- **What to do**
Copy the lines below word for word, skipping any image.
-------- The records
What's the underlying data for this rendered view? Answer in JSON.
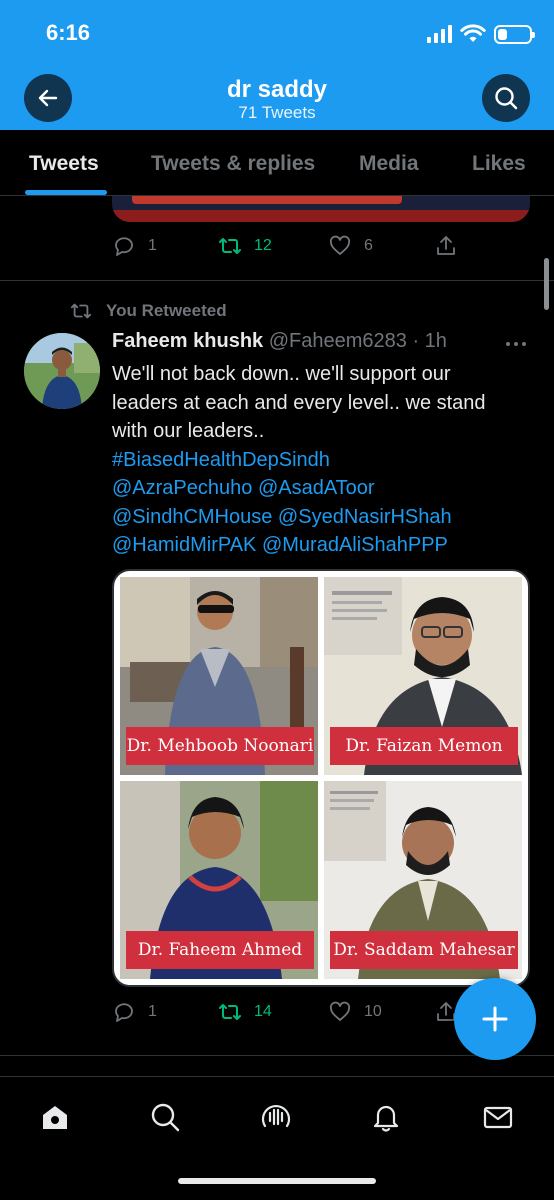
{
  "status_bar": {
    "time": "6:16",
    "battery_level": 0.3
  },
  "header": {
    "name": "dr saddy",
    "tweet_count": "71 Tweets",
    "back_icon": "arrow-left-icon",
    "search_icon": "search-icon"
  },
  "tabs": [
    {
      "label": "Tweets",
      "active": true
    },
    {
      "label": "Tweets & replies",
      "active": false
    },
    {
      "label": "Media",
      "active": false
    },
    {
      "label": "Likes",
      "active": false
    }
  ],
  "previous_tweet": {
    "replies": "1",
    "retweets": "12",
    "likes": "6"
  },
  "retweet_label": "You Retweeted",
  "tweet": {
    "author_name": "Faheem khushk",
    "author_handle": "@Faheem6283 · 1h",
    "text_lines": [
      "We'll not back down.. we'll support our",
      "leaders at each and every level.. we stand",
      "with our leaders.."
    ],
    "link_lines": [
      "#BiasedHealthDepSindh",
      "@AzraPechuho @AsadAToor",
      "@SindhCMHouse @SyedNasirHShah",
      "@HamidMirPAK @MuradAliShahPPP"
    ],
    "media_captions": [
      "Dr. Mehboob Noonari",
      "Dr. Faizan Memon",
      "Dr. Faheem Ahmed",
      "Dr. Saddam Mahesar"
    ],
    "replies": "1",
    "retweets": "14",
    "likes": "10"
  },
  "bottom_nav": [
    "home-icon",
    "search-icon",
    "spaces-icon",
    "notifications-icon",
    "messages-icon"
  ],
  "colors": {
    "accent": "#1d9bf0",
    "retweet": "#00ba7c",
    "caption_bg": "#d0303d",
    "background": "#000000"
  }
}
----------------
- **Written answer**
What's the underlying data for this rendered view? Answer in JSON.
{
  "status_bar": {
    "time": "6:16",
    "battery_level": 0.3
  },
  "header": {
    "name": "dr saddy",
    "tweet_count": "71 Tweets",
    "back_icon": "arrow-left-icon",
    "search_icon": "search-icon"
  },
  "tabs": [
    {
      "label": "Tweets",
      "active": true
    },
    {
      "label": "Tweets & replies",
      "active": false
    },
    {
      "label": "Media",
      "active": false
    },
    {
      "label": "Likes",
      "active": false
    }
  ],
  "previous_tweet": {
    "replies": "1",
    "retweets": "12",
    "likes": "6"
  },
  "retweet_label": "You Retweeted",
  "tweet": {
    "author_name": "Faheem khushk",
    "author_handle": "@Faheem6283 · 1h",
    "text_lines": [
      "We'll not back down.. we'll support our",
      "leaders at each and every level.. we stand",
      "with our leaders.."
    ],
    "link_lines": [
      "#BiasedHealthDepSindh",
      "@AzraPechuho @AsadAToor",
      "@SindhCMHouse @SyedNasirHShah",
      "@HamidMirPAK @MuradAliShahPPP"
    ],
    "media_captions": [
      "Dr. Mehboob Noonari",
      "Dr. Faizan Memon",
      "Dr. Faheem Ahmed",
      "Dr. Saddam Mahesar"
    ],
    "replies": "1",
    "retweets": "14",
    "likes": "10"
  },
  "bottom_nav": [
    "home-icon",
    "search-icon",
    "spaces-icon",
    "notifications-icon",
    "messages-icon"
  ],
  "colors": {
    "accent": "#1d9bf0",
    "retweet": "#00ba7c",
    "caption_bg": "#d0303d",
    "background": "#000000"
  }
}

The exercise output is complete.